──────── Provided records ────────

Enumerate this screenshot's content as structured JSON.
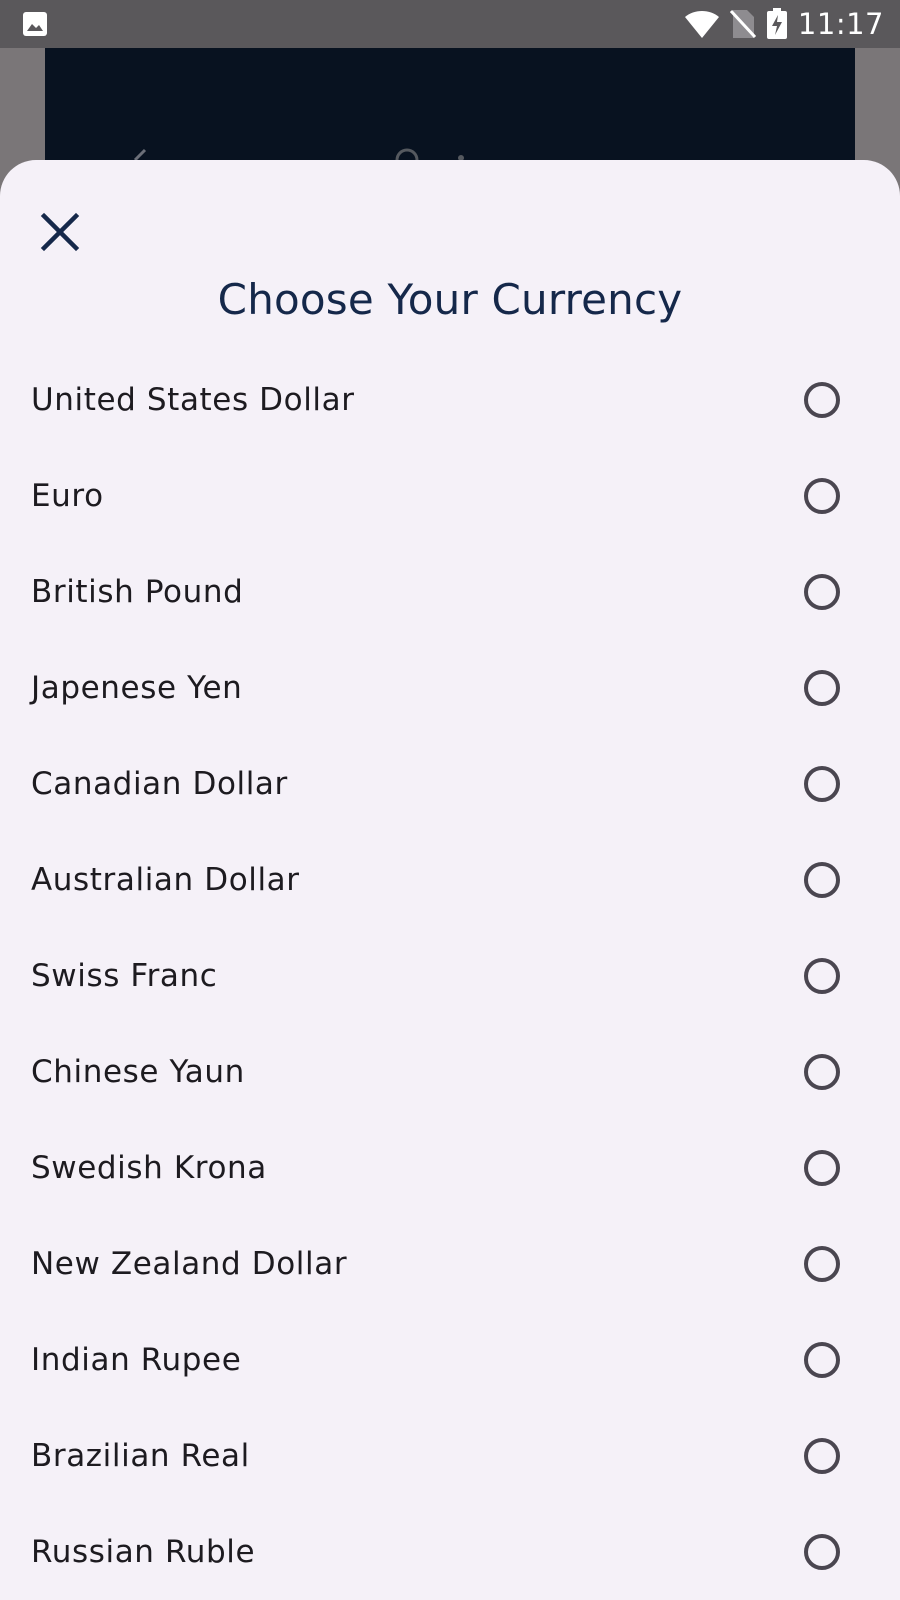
{
  "status_bar": {
    "time": "11:17",
    "icons": [
      "gallery-icon",
      "wifi-icon",
      "no-sim-icon",
      "battery-charging-icon"
    ]
  },
  "sheet": {
    "close_icon": "close-icon",
    "title": "Choose Your Currency",
    "currencies": [
      {
        "label": "United States Dollar",
        "selected": false
      },
      {
        "label": "Euro",
        "selected": false
      },
      {
        "label": "British Pound",
        "selected": false
      },
      {
        "label": "Japenese Yen",
        "selected": false
      },
      {
        "label": "Canadian Dollar",
        "selected": false
      },
      {
        "label": "Australian Dollar",
        "selected": false
      },
      {
        "label": "Swiss Franc",
        "selected": false
      },
      {
        "label": "Chinese Yaun",
        "selected": false
      },
      {
        "label": "Swedish Krona",
        "selected": false
      },
      {
        "label": "New Zealand Dollar",
        "selected": false
      },
      {
        "label": "Indian Rupee",
        "selected": false
      },
      {
        "label": "Brazilian Real",
        "selected": false
      },
      {
        "label": "Russian Ruble",
        "selected": false
      }
    ]
  },
  "colors": {
    "title": "#15284a",
    "sheet_background": "#f5f1f8",
    "backdrop_app": "#081220",
    "status_bar": "#5a585b",
    "radio_outline": "#4a4650"
  }
}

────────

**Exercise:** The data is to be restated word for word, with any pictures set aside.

**Exercise solution:**
Enumerate this screenshot's content as structured JSON.
{
  "status_bar": {
    "time": "11:17",
    "icons": [
      "gallery-icon",
      "wifi-icon",
      "no-sim-icon",
      "battery-charging-icon"
    ]
  },
  "sheet": {
    "close_icon": "close-icon",
    "title": "Choose Your Currency",
    "currencies": [
      {
        "label": "United States Dollar",
        "selected": false
      },
      {
        "label": "Euro",
        "selected": false
      },
      {
        "label": "British Pound",
        "selected": false
      },
      {
        "label": "Japenese Yen",
        "selected": false
      },
      {
        "label": "Canadian Dollar",
        "selected": false
      },
      {
        "label": "Australian Dollar",
        "selected": false
      },
      {
        "label": "Swiss Franc",
        "selected": false
      },
      {
        "label": "Chinese Yaun",
        "selected": false
      },
      {
        "label": "Swedish Krona",
        "selected": false
      },
      {
        "label": "New Zealand Dollar",
        "selected": false
      },
      {
        "label": "Indian Rupee",
        "selected": false
      },
      {
        "label": "Brazilian Real",
        "selected": false
      },
      {
        "label": "Russian Ruble",
        "selected": false
      }
    ]
  },
  "colors": {
    "title": "#15284a",
    "sheet_background": "#f5f1f8",
    "backdrop_app": "#081220",
    "status_bar": "#5a585b",
    "radio_outline": "#4a4650"
  }
}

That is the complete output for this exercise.